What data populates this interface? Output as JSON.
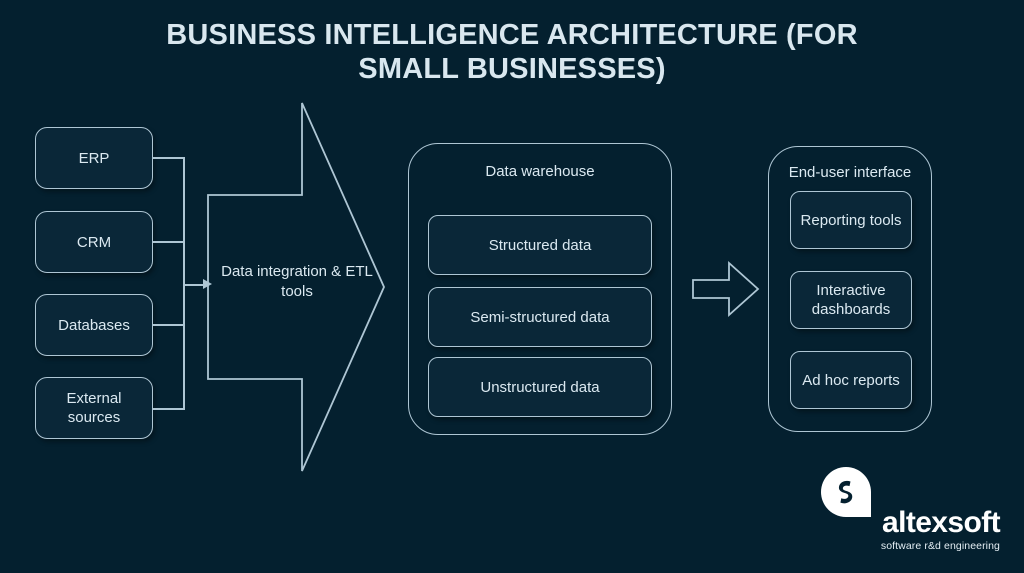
{
  "page": {
    "title": "BUSINESS INTELLIGENCE ARCHITECTURE (FOR SMALL BUSINESSES)",
    "background_color": "#04202f",
    "line_color": "#aec6d4",
    "node_fill": "#0a2738",
    "text_color": "#dbe9f1"
  },
  "sources": {
    "items": [
      {
        "label": "ERP"
      },
      {
        "label": "CRM"
      },
      {
        "label": "Databases"
      },
      {
        "label": "External sources"
      }
    ]
  },
  "etl": {
    "label": "Data integration & ETL tools",
    "shape": "right-block-arrow"
  },
  "data_warehouse": {
    "title": "Data warehouse",
    "items": [
      {
        "label": "Structured data"
      },
      {
        "label": "Semi-structured data"
      },
      {
        "label": "Unstructured data"
      }
    ]
  },
  "flow_arrow": {
    "name": "right-arrow-icon"
  },
  "end_user_interface": {
    "title": "End-user interface",
    "items": [
      {
        "label": "Reporting tools"
      },
      {
        "label": "Interactive dashboards"
      },
      {
        "label": "Ad hoc reports"
      }
    ]
  },
  "logo": {
    "wordmark": "altexsoft",
    "tagline": "software r&d engineering",
    "mark_color": "#ffffff"
  }
}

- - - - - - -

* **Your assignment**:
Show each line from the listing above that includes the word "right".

* **Result of the task**:
    "shape": "right-block-arrow"
    "name": "right-arrow-icon"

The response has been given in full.